IT DOESN’T EXIST.

I hope that this is common knowledge today, but I’ve realized that maybe it isn’t. Time and again, I see books that have scenes with girl losing their virginity, and the hymen almost always features in some way. Pain, blood and so on.

The hymen was “created” as a way to control women’s sexuality. There’s no way to tell if a girl has had penetrative sex or not, just as there’s no way to tell if a guy has. If sex hurts the first time, it’s usually because the girl isn’t wet enough, or because you’re going too fast.

Please, please, don’t spread this lie to people anymore.

More information: In Swedish: Ungdomsmottagningarna, RFSU In English: ScarletTeen, Huffington Post

(Disclaimer: I don’t think I’ll write a lot about sex on this blog, simply because I’m a bit of a prude. But this is important enough that I don’t care about anyone’s sensibilities.)

The glorious diva Patti LuPone in the original Broadway production of Evita. I’d never understood what was so special about her, or even thought she was very talented until I saw this. The amount of things she can put into one tiny flick of her wrist… Astounding.

Evita is a musical I can talk about for hours, but that’ll have to be in a later post.

This blog has existed for around five days or so now.
It’s been fun to write again, since it’s something I don’t get to do a lot anymore, other than in an academic context.

However, if you allow me to be a bit philosophical: why blog?

It is obviously not only because I like to write, or because I want to document my life; in that case, I could simply have kept a diary.
It’s not really a career thing either, if I’d wanted to write professionally, I’d probably not have started with an obscure blog.
Is it about attention, then? Not purely, I don’t think, because if I just wanted attention, I’d post naked pictures of myself someplace.

Recognition? I want someone to recognize that I write, and what I write. Not only out of vainty, I don’t think, but because I think (very modestly…) that maybe I can make someone think, just a little.

And I like the feeling that the words are out there, for anyone to read. Just as it can be a relief to put pen to paper and get thoughts out of your head, knowing that someone can read them and observe them is gratifying.

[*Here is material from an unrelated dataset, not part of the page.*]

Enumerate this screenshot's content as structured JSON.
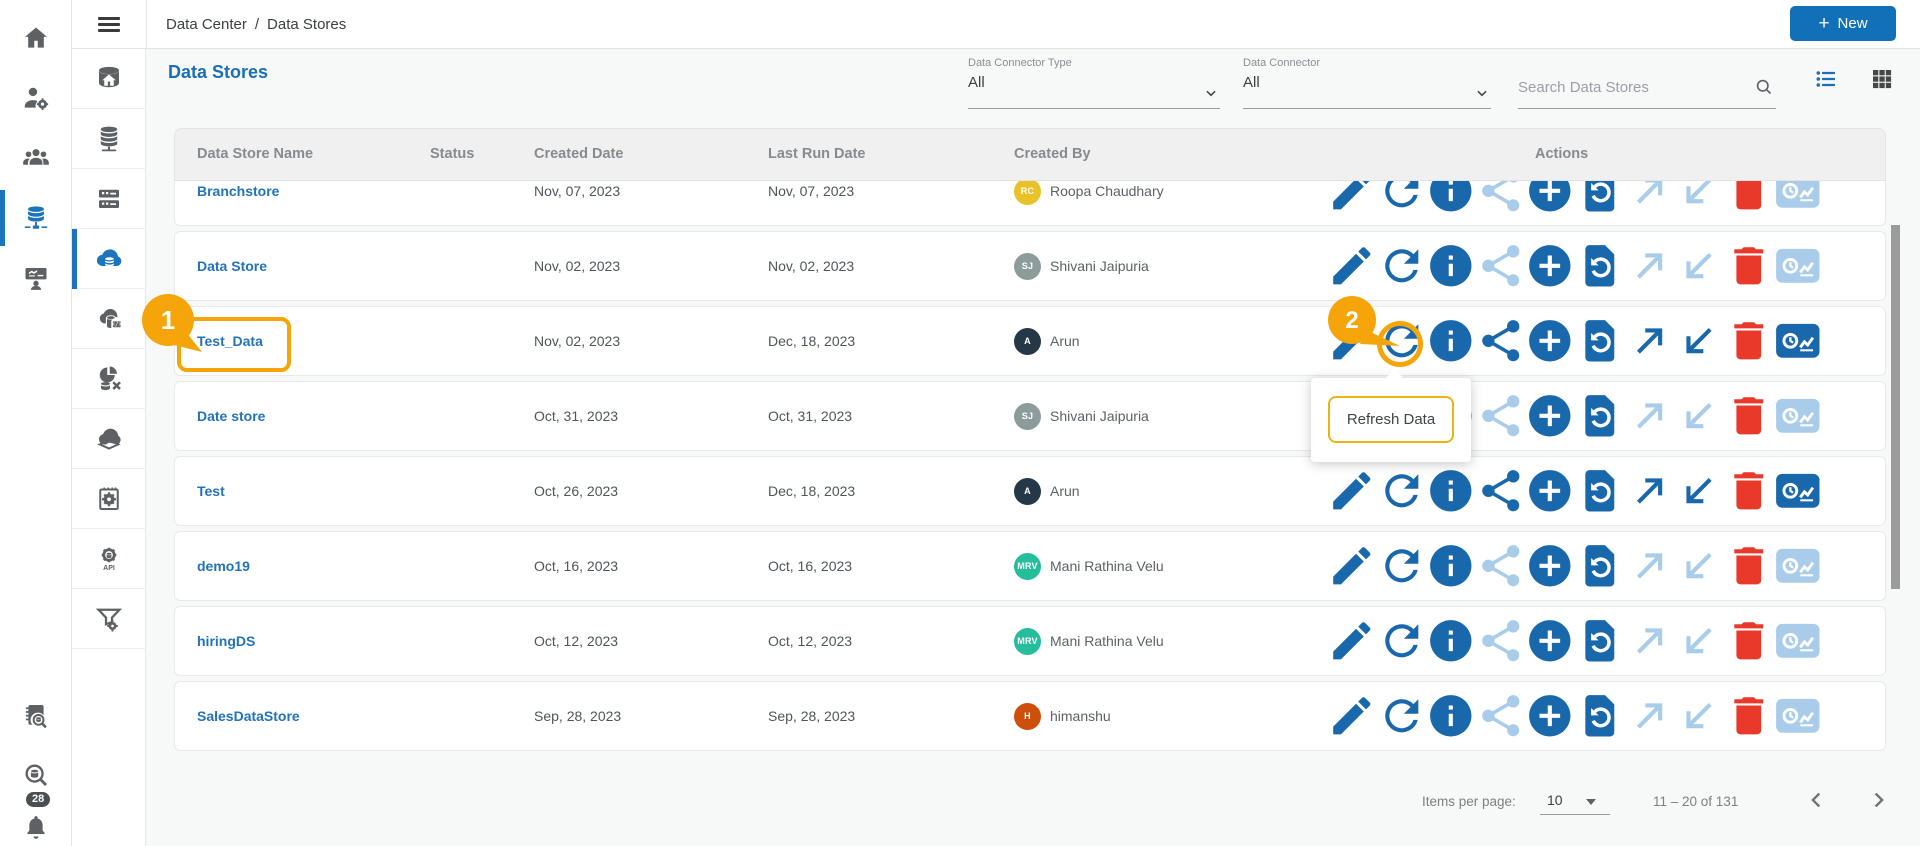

When you’ve known someone for a long time, after a while we know most of the stories they tell. And in this, I actually mean that in a non-poetic, literal way: the stories tell they at dinner parties, or when mingling or simply when getting to know someone closer.

We all have them, a certain few stories that work well in different contexts.

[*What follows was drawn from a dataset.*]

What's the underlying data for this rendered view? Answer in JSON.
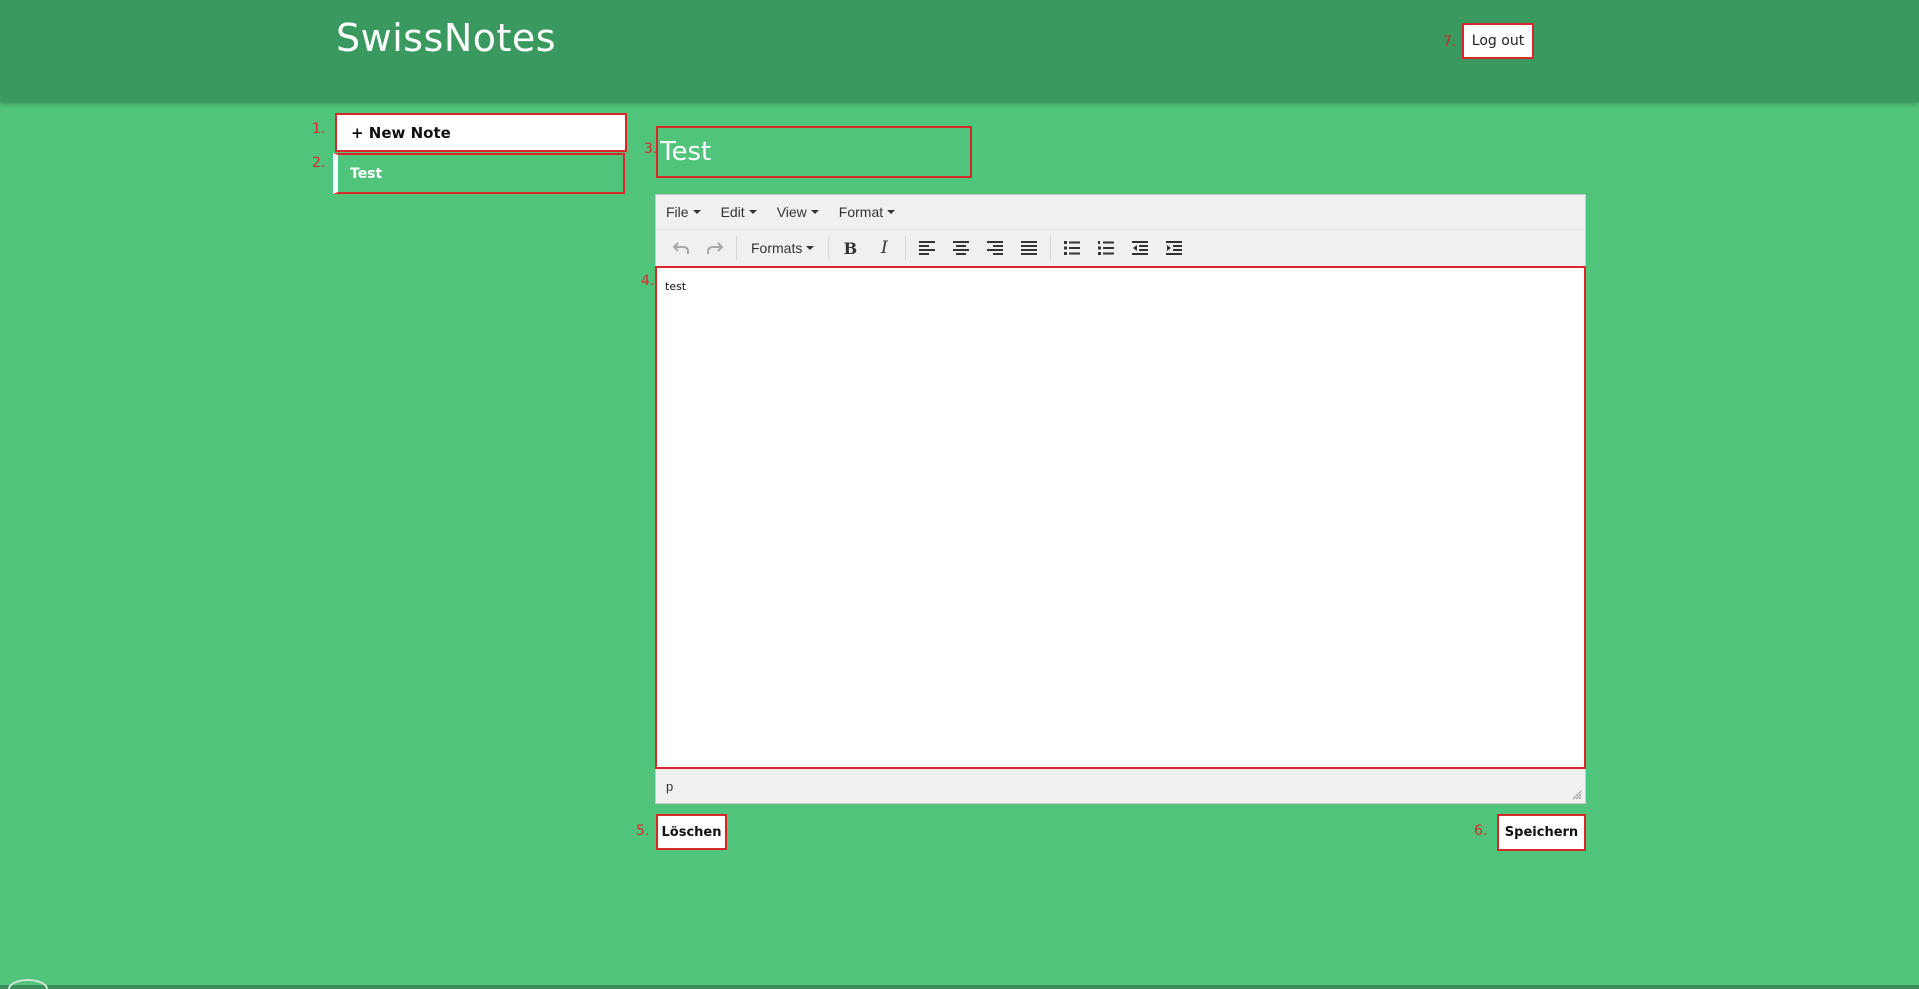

I usually tell people about the inefficiency in Germany, about when I lived in the US, when we almost got lost in the Turkish countryside…

Some people tell the same stories a lot of times. My dad is one of them, and my mom usually rolls her eyes when he tells a story she’s heard 43 times already. i’m pretty sure I’m gonna be the same when I’m older. If I’m not already.
(Today’s my birthday. I’m 23 years old.)

I have a mentor.

I “got her” through a program called Headstart which is aimed at women at SSE, the Royal Institute of Technology and Karolinska Institutet. A girl I know nominated me for the project, and here I am.

We’ve met around three times now, and we… talk. A lot. For a few hours, about everything and nothing, from things about her career, travels, my schoolwork, families, everything. I’m not sure if that’s exactly how a mentorship is supposed to work, but… It does.

If you think about, it’s so rare that you actually sit down and just talk with someone, without distractions, for hours on end. I love it.
And I can’t be certain, of course, but I’m pretty sure my mentor feels the same way.